A further 12 acts have benefited from the Government’s Music Exports Growth Scheme (MEGS). The total fund has now reached £2.4 million of support for 162 UK acts.
Ghostpoet, Jane Weaver and Public Service Broadcasting (pictured) are among the latest recipients. It follows the previous funding round in August.
The scheme, which is jointly run by the Department for International Trade (DIT) and the BPI, helps raise the international profile of developing British artists and their labels. Grants ranging from £5,000 to £50,000 are available to eligible companies providing an opportunity to up their profile in global markets and develop commercial opportunities.
The Government is also partnering with AIM and the BPI on a trade mission to India in February 2018 to help connect music talent with record labels and talent scouts.
In the 10th round of MEGS funding, the following artists will receive grants: ALA.NI, Broken Witt Rebels, Bruno Major, Charlie Cunningham, Ghostpoet, Jane Weaver, Matthew Herbert, Public Service Broadcasting, ROAM, Shopping, The Wombats and Zervas & Pepper.

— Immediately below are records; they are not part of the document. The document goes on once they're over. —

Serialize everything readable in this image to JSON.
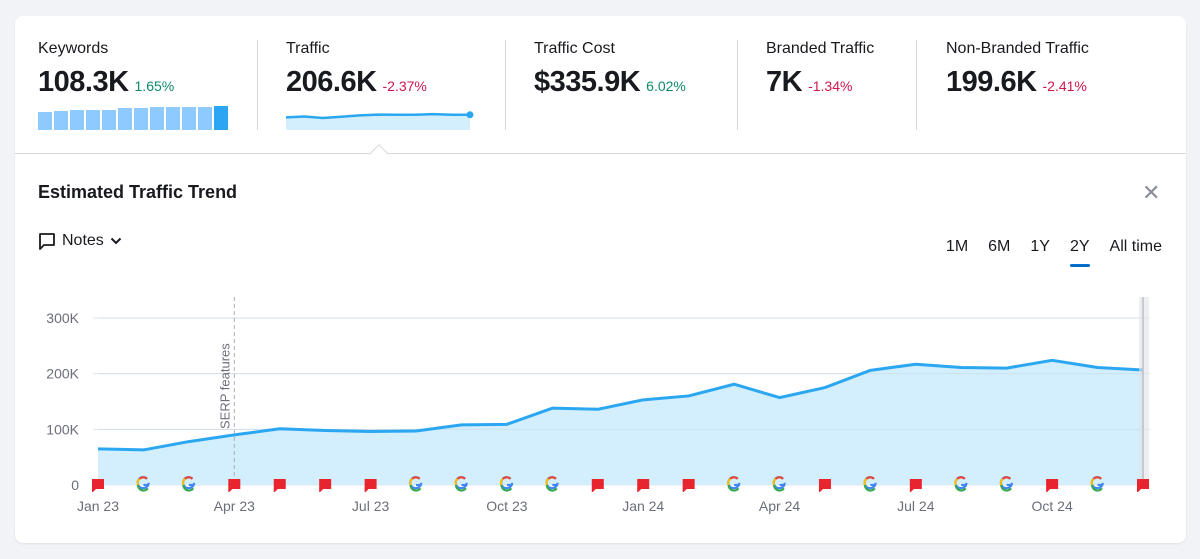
{
  "metrics": [
    {
      "label": "Keywords",
      "value": "108.3K",
      "delta": "1.65%",
      "trend": "positive"
    },
    {
      "label": "Traffic",
      "value": "206.6K",
      "delta": "-2.37%",
      "trend": "negative"
    },
    {
      "label": "Traffic Cost",
      "value": "$335.9K",
      "delta": "6.02%",
      "trend": "positive"
    },
    {
      "label": "Branded Traffic",
      "value": "7K",
      "delta": "-1.34%",
      "trend": "negative"
    },
    {
      "label": "Non-Branded Traffic",
      "value": "199.6K",
      "delta": "-2.41%",
      "trend": "negative"
    }
  ],
  "keywords_sparkbars": [
    0.7,
    0.74,
    0.77,
    0.77,
    0.77,
    0.83,
    0.86,
    0.9,
    0.9,
    0.9,
    0.9,
    0.92
  ],
  "traffic_sparkline": [
    0.62,
    0.68,
    0.57,
    0.66,
    0.76,
    0.81,
    0.8,
    0.8,
    0.85,
    0.8,
    0.8
  ],
  "panel": {
    "title": "Estimated Traffic Trend",
    "close_icon": "close-icon",
    "notes_label": "Notes",
    "notes_icon": "comment-icon",
    "periods": [
      "1M",
      "6M",
      "1Y",
      "2Y",
      "All time"
    ],
    "active_period": "2Y"
  },
  "colors": {
    "line": "#2ba7f1",
    "area": "#d3eefd",
    "flag": "#e8242e",
    "active_tab": "#006dca",
    "positive": "#0e8a6a",
    "negative": "#d1164b"
  },
  "chart_data": {
    "type": "area",
    "title": "Estimated Traffic Trend",
    "xlabel": "",
    "ylabel": "",
    "ylim": [
      0,
      300000
    ],
    "yticks": [
      0,
      100000,
      200000,
      300000
    ],
    "ytick_labels": [
      "0",
      "100K",
      "200K",
      "300K"
    ],
    "grid": true,
    "x": [
      "Jan 23",
      "Feb 23",
      "Mar 23",
      "Apr 23",
      "May 23",
      "Jun 23",
      "Jul 23",
      "Aug 23",
      "Sep 23",
      "Oct 23",
      "Nov 23",
      "Dec 23",
      "Jan 24",
      "Feb 24",
      "Mar 24",
      "Apr 24",
      "May 24",
      "Jun 24",
      "Jul 24",
      "Aug 24",
      "Sep 24",
      "Oct 24",
      "Nov 24",
      "Dec 24"
    ],
    "xtick_labels": [
      "Jan 23",
      "Apr 23",
      "Jul 23",
      "Oct 23",
      "Jan 24",
      "Apr 24",
      "Jul 24",
      "Oct 24"
    ],
    "series": [
      {
        "name": "Traffic",
        "values": [
          65000,
          63000,
          78000,
          90000,
          101000,
          98000,
          96000,
          97000,
          108000,
          109000,
          138000,
          136000,
          153000,
          160000,
          181000,
          157000,
          175000,
          206000,
          217000,
          211000,
          210000,
          224000,
          211000,
          206600
        ]
      }
    ],
    "annotations": [
      {
        "x": "Apr 23",
        "label": "SERP features",
        "style": "dashed-vertical"
      }
    ],
    "markers": [
      "note",
      "google",
      "google",
      "note",
      "note",
      "note",
      "note",
      "google",
      "google",
      "google",
      "google",
      "note",
      "note",
      "note",
      "google",
      "google",
      "note",
      "google",
      "note",
      "google",
      "google",
      "note",
      "google",
      "note"
    ]
  }
}
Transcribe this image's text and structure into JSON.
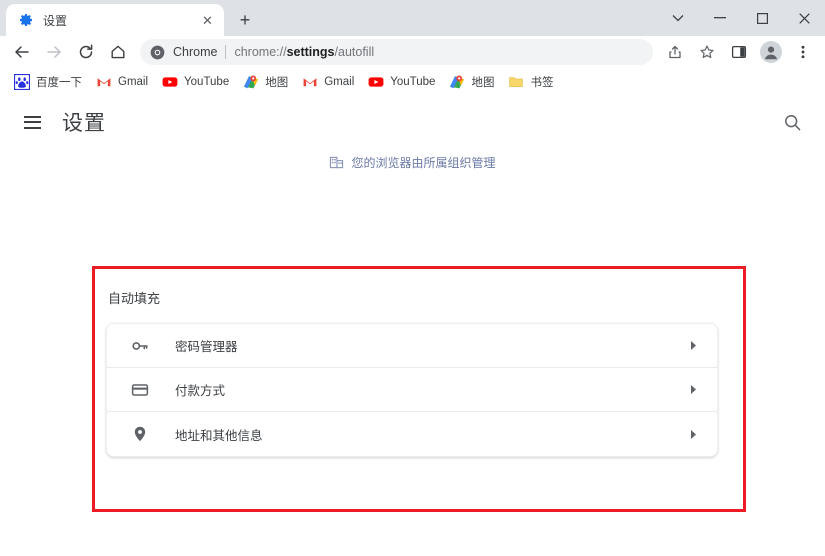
{
  "window": {
    "controls": [
      {
        "name": "tab-search",
        "glyph": "⌄"
      },
      {
        "name": "minimize",
        "glyph": "–"
      },
      {
        "name": "maximize",
        "glyph": "□"
      },
      {
        "name": "close",
        "glyph": "✕"
      }
    ]
  },
  "tabs": [
    {
      "title": "设置",
      "favicon": "gear-icon",
      "close_label": "✕"
    }
  ],
  "newtab_label": "+",
  "toolbar": {
    "back_label": "←",
    "forward_label": "→",
    "reload_label": "⟳",
    "home_label": "⌂",
    "omnibox": {
      "site_chip": "Chrome",
      "url_prefix": "chrome://",
      "url_bold": "settings",
      "url_suffix": "/autofill",
      "full_url": "chrome://settings/autofill"
    },
    "share_label": "",
    "star_label": "",
    "sidepanel_label": "",
    "profile_label": "",
    "menu_label": "⋮"
  },
  "bookmarks": [
    {
      "label": "百度一下",
      "icon": "baidu-icon"
    },
    {
      "label": "Gmail",
      "icon": "gmail-icon"
    },
    {
      "label": "YouTube",
      "icon": "youtube-icon"
    },
    {
      "label": "地图",
      "icon": "maps-icon"
    },
    {
      "label": "Gmail",
      "icon": "gmail-icon"
    },
    {
      "label": "YouTube",
      "icon": "youtube-icon"
    },
    {
      "label": "地图",
      "icon": "maps-icon"
    },
    {
      "label": "书签",
      "icon": "folder-icon"
    }
  ],
  "settings": {
    "title": "设置",
    "menu_label": "",
    "search_label": "",
    "managed_banner": "您的浏览器由所属组织管理",
    "section": {
      "title": "自动填充",
      "rows": [
        {
          "label": "密码管理器",
          "icon": "key-icon"
        },
        {
          "label": "付款方式",
          "icon": "credit-card-icon"
        },
        {
          "label": "地址和其他信息",
          "icon": "location-pin-icon"
        }
      ]
    }
  },
  "colors": {
    "accent_red": "#ed1c24",
    "chrome_tabstrip": "#dee1e6",
    "text_primary": "#3c4043",
    "text_secondary": "#70757a",
    "banner_blue": "#6b7aa6"
  }
}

Minister for trade and export promotion, Baroness Rona Fairhead, said: “The UK is a world leader in music exports and recognised for its exceptional home-grown talent around the globe. Through the music exports scheme, we help to nurture the talent of the future to explore new global markets. As the Department for International Trade, we are launching a trade mission to India to connect music artists with investors in one of the world’s largest economies, ensuring the strengths of our creative industry sector reach audiences at home and abroad.”
Chris Tams, BPI director of international overseeing the MEGS programme, added: “The Music Exports Growth Scheme gives a diverse range of artists who have the talent, but not always the means to realise its full potential, the opportunity to grow their fanbase in key international markets.”
Obaro Ejimiwe, the artist known as Ghostpoet, said the money will “really help to make in-roads into mainland Europe”.
Public Service Broadcasting said: “On a limited budget such as ours (as is the case with almost every band in the independent sector, who need this kind of support), it really makes a difference. We'll carry on working hard at our end to justify the investment and make the most of the opportunity”